[[ Material for the task open ]]
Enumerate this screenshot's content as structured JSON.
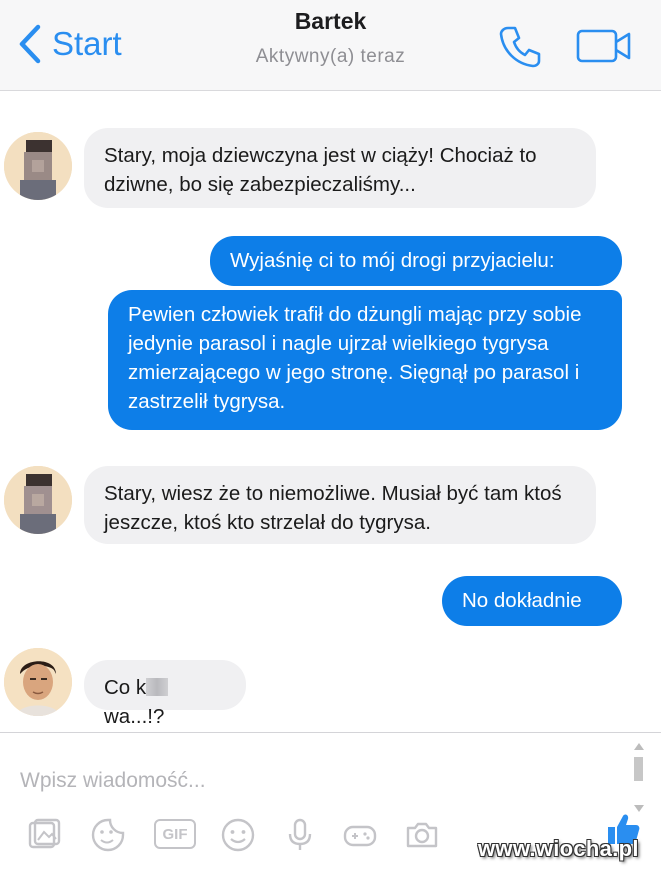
{
  "header": {
    "back_label": "Start",
    "contact_name": "Bartek",
    "status": "Aktywny(a) teraz",
    "icons": [
      "chevron-left-icon",
      "phone-icon",
      "video-camera-icon"
    ]
  },
  "messages": [
    {
      "from": "contact",
      "text": "Stary, moja dziewczyna jest w ciąży! Chociaż to dziwne, bo się zabezpieczaliśmy..."
    },
    {
      "from": "me",
      "text": "Wyjaśnię ci to mój drogi przyjacielu:"
    },
    {
      "from": "me",
      "text": "Pewien człowiek trafił do dżungli mając przy sobie jedynie parasol i nagle ujrzał wielkiego tygrysa zmierzającego w jego stronę. Sięgnął po parasol i zastrzelił tygrysa."
    },
    {
      "from": "contact",
      "text": "Stary, wiesz że to niemożliwe. Musiał być tam ktoś jeszcze, ktoś kto strzelał do tygrysa."
    },
    {
      "from": "me",
      "text": "No dokładnie"
    },
    {
      "from": "contact",
      "text_before": "Co k",
      "text_after": "wa...!?"
    }
  ],
  "composer": {
    "placeholder": "Wpisz wiadomość...",
    "gif_label": "GIF",
    "toolbar_icons": [
      "image-icon",
      "sticker-icon",
      "gif-icon",
      "emoji-icon",
      "microphone-icon",
      "gamepad-icon",
      "camera-icon",
      "like-icon"
    ]
  },
  "watermark": "www.wiocha.pl",
  "colors": {
    "accent": "#0d7ee8",
    "incoming_bubble": "#f0f0f2",
    "header_bg": "#f7f7f8"
  }
}
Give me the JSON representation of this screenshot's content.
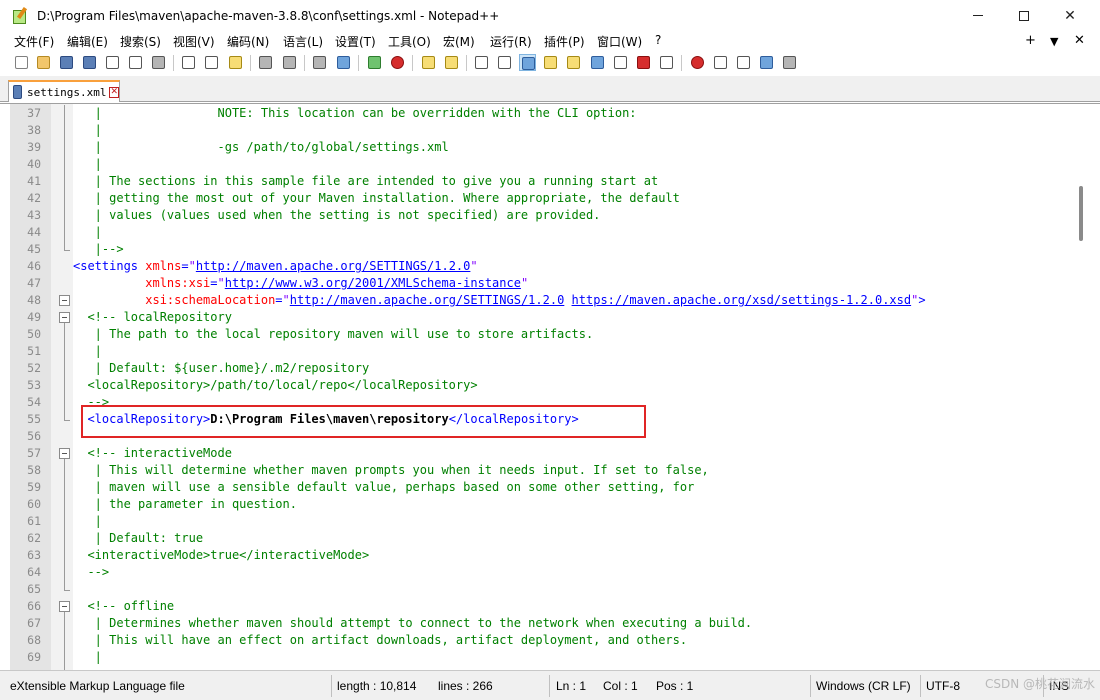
{
  "window": {
    "title": "D:\\Program Files\\maven\\apache-maven-3.8.8\\conf\\settings.xml - Notepad++",
    "minimize_label": "—",
    "maximize_label": "☐",
    "close_label": "✕"
  },
  "menu": {
    "items": [
      "文件(F)",
      "编辑(E)",
      "搜索(S)",
      "视图(V)",
      "编码(N)",
      "语言(L)",
      "设置(T)",
      "工具(O)",
      "宏(M)",
      "运行(R)",
      "插件(P)",
      "窗口(W)",
      "?"
    ],
    "right_plus": "+",
    "right_arrow": "▼",
    "right_close": "✕"
  },
  "toolbar": {
    "icons": [
      "new-file-icon",
      "open-file-icon",
      "save-icon",
      "save-all-icon",
      "close-icon",
      "close-all-icon",
      "print-icon",
      "cut-icon",
      "copy-icon",
      "paste-icon",
      "undo-icon",
      "redo-icon",
      "find-icon",
      "replace-icon",
      "zoom-in-icon",
      "zoom-out-icon",
      "sync-vertical-icon",
      "sync-horizontal-icon",
      "word-wrap-icon",
      "show-all-chars-icon",
      "indent-guide-icon",
      "language-icon",
      "doc-map-icon",
      "function-list-icon",
      "folder-workspace-icon",
      "monitoring-icon",
      "record-macro-icon",
      "stop-record-icon",
      "play-macro-icon",
      "run-macro-multiple-icon",
      "save-macro-icon"
    ]
  },
  "tab": {
    "label": "settings.xml",
    "close_label": "✕"
  },
  "editor": {
    "lines": [
      {
        "n": "37",
        "segs": [
          {
            "c": "c-comment",
            "t": "   |                NOTE: This location can be overridden with the CLI option:"
          }
        ]
      },
      {
        "n": "38",
        "segs": [
          {
            "c": "c-comment",
            "t": "   |"
          }
        ]
      },
      {
        "n": "39",
        "segs": [
          {
            "c": "c-comment",
            "t": "   |                -gs /path/to/global/settings.xml"
          }
        ]
      },
      {
        "n": "40",
        "segs": [
          {
            "c": "c-comment",
            "t": "   |"
          }
        ]
      },
      {
        "n": "41",
        "segs": [
          {
            "c": "c-comment",
            "t": "   | The sections in this sample file are intended to give you a running start at"
          }
        ]
      },
      {
        "n": "42",
        "segs": [
          {
            "c": "c-comment",
            "t": "   | getting the most out of your Maven installation. Where appropriate, the default"
          }
        ]
      },
      {
        "n": "43",
        "segs": [
          {
            "c": "c-comment",
            "t": "   | values (values used when the setting is not specified) are provided."
          }
        ]
      },
      {
        "n": "44",
        "segs": [
          {
            "c": "c-comment",
            "t": "   |"
          }
        ]
      },
      {
        "n": "45",
        "segs": [
          {
            "c": "c-comment",
            "t": "   |-->"
          }
        ]
      },
      {
        "n": "46",
        "segs": [
          {
            "c": "c-tag",
            "t": "<settings "
          },
          {
            "c": "c-attr",
            "t": "xmlns"
          },
          {
            "c": "c-tag",
            "t": "="
          },
          {
            "c": "c-val",
            "t": "\""
          },
          {
            "c": "c-url",
            "t": "http://maven.apache.org/SETTINGS/1.2.0"
          },
          {
            "c": "c-val",
            "t": "\""
          }
        ]
      },
      {
        "n": "47",
        "segs": [
          {
            "c": "c-plain",
            "t": "          "
          },
          {
            "c": "c-attr",
            "t": "xmlns:xsi"
          },
          {
            "c": "c-tag",
            "t": "="
          },
          {
            "c": "c-val",
            "t": "\""
          },
          {
            "c": "c-url",
            "t": "http://www.w3.org/2001/XMLSchema-instance"
          },
          {
            "c": "c-val",
            "t": "\""
          }
        ]
      },
      {
        "n": "48",
        "segs": [
          {
            "c": "c-plain",
            "t": "          "
          },
          {
            "c": "c-attr",
            "t": "xsi:schemaLocation"
          },
          {
            "c": "c-tag",
            "t": "="
          },
          {
            "c": "c-val",
            "t": "\""
          },
          {
            "c": "c-url",
            "t": "http://maven.apache.org/SETTINGS/1.2.0"
          },
          {
            "c": "c-val",
            "t": " "
          },
          {
            "c": "c-url",
            "t": "https://maven.apache.org/xsd/settings-1.2.0.xsd"
          },
          {
            "c": "c-val",
            "t": "\""
          },
          {
            "c": "c-tag",
            "t": ">"
          }
        ]
      },
      {
        "n": "49",
        "segs": [
          {
            "c": "c-comment",
            "t": "  <!-- localRepository"
          }
        ]
      },
      {
        "n": "50",
        "segs": [
          {
            "c": "c-comment",
            "t": "   | The path to the local repository maven will use to store artifacts."
          }
        ]
      },
      {
        "n": "51",
        "segs": [
          {
            "c": "c-comment",
            "t": "   |"
          }
        ]
      },
      {
        "n": "52",
        "segs": [
          {
            "c": "c-comment",
            "t": "   | Default: ${user.home}/.m2/repository"
          }
        ]
      },
      {
        "n": "53",
        "segs": [
          {
            "c": "c-comment",
            "t": "  <localRepository>/path/to/local/repo</localRepository>"
          }
        ]
      },
      {
        "n": "54",
        "segs": [
          {
            "c": "c-comment",
            "t": "  -->"
          }
        ]
      },
      {
        "n": "55",
        "segs": [
          {
            "c": "c-plain",
            "t": "  "
          },
          {
            "c": "c-tag",
            "t": "<localRepository>"
          },
          {
            "c": "c-text",
            "t": "D:\\Program Files\\maven\\repository"
          },
          {
            "c": "c-tag",
            "t": "</localRepository>"
          }
        ]
      },
      {
        "n": "56",
        "segs": [
          {
            "c": "c-plain",
            "t": ""
          }
        ]
      },
      {
        "n": "57",
        "segs": [
          {
            "c": "c-comment",
            "t": "  <!-- interactiveMode"
          }
        ]
      },
      {
        "n": "58",
        "segs": [
          {
            "c": "c-comment",
            "t": "   | This will determine whether maven prompts you when it needs input. If set to false,"
          }
        ]
      },
      {
        "n": "59",
        "segs": [
          {
            "c": "c-comment",
            "t": "   | maven will use a sensible default value, perhaps based on some other setting, for"
          }
        ]
      },
      {
        "n": "60",
        "segs": [
          {
            "c": "c-comment",
            "t": "   | the parameter in question."
          }
        ]
      },
      {
        "n": "61",
        "segs": [
          {
            "c": "c-comment",
            "t": "   |"
          }
        ]
      },
      {
        "n": "62",
        "segs": [
          {
            "c": "c-comment",
            "t": "   | Default: true"
          }
        ]
      },
      {
        "n": "63",
        "segs": [
          {
            "c": "c-comment",
            "t": "  <interactiveMode>true</interactiveMode>"
          }
        ]
      },
      {
        "n": "64",
        "segs": [
          {
            "c": "c-comment",
            "t": "  -->"
          }
        ]
      },
      {
        "n": "65",
        "segs": [
          {
            "c": "c-plain",
            "t": ""
          }
        ]
      },
      {
        "n": "66",
        "segs": [
          {
            "c": "c-comment",
            "t": "  <!-- offline"
          }
        ]
      },
      {
        "n": "67",
        "segs": [
          {
            "c": "c-comment",
            "t": "   | Determines whether maven should attempt to connect to the network when executing a build."
          }
        ]
      },
      {
        "n": "68",
        "segs": [
          {
            "c": "c-comment",
            "t": "   | This will have an effect on artifact downloads, artifact deployment, and others."
          }
        ]
      },
      {
        "n": "69",
        "segs": [
          {
            "c": "c-comment",
            "t": "   |"
          }
        ]
      }
    ],
    "fold_markers": [
      "48",
      "49",
      "57",
      "66"
    ]
  },
  "statusbar": {
    "file_type": "eXtensible Markup Language file",
    "length": "length : 10,814",
    "lines": "lines : 266",
    "ln": "Ln : 1",
    "col": "Col : 1",
    "pos": "Pos : 1",
    "eol": "Windows (CR LF)",
    "encoding": "UTF-8",
    "mode": "INS"
  },
  "watermark": "CSDN @桃花涧流水"
}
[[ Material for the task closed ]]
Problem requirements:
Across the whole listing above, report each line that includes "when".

Solution to this task:
            "t": "   | values (values used when the setting is not specified) are provided."
            "t": "   | This will determine whether maven prompts you when it needs input. If set to false,"
            "t": "   | Determines whether maven should attempt to connect to the network when executing a build."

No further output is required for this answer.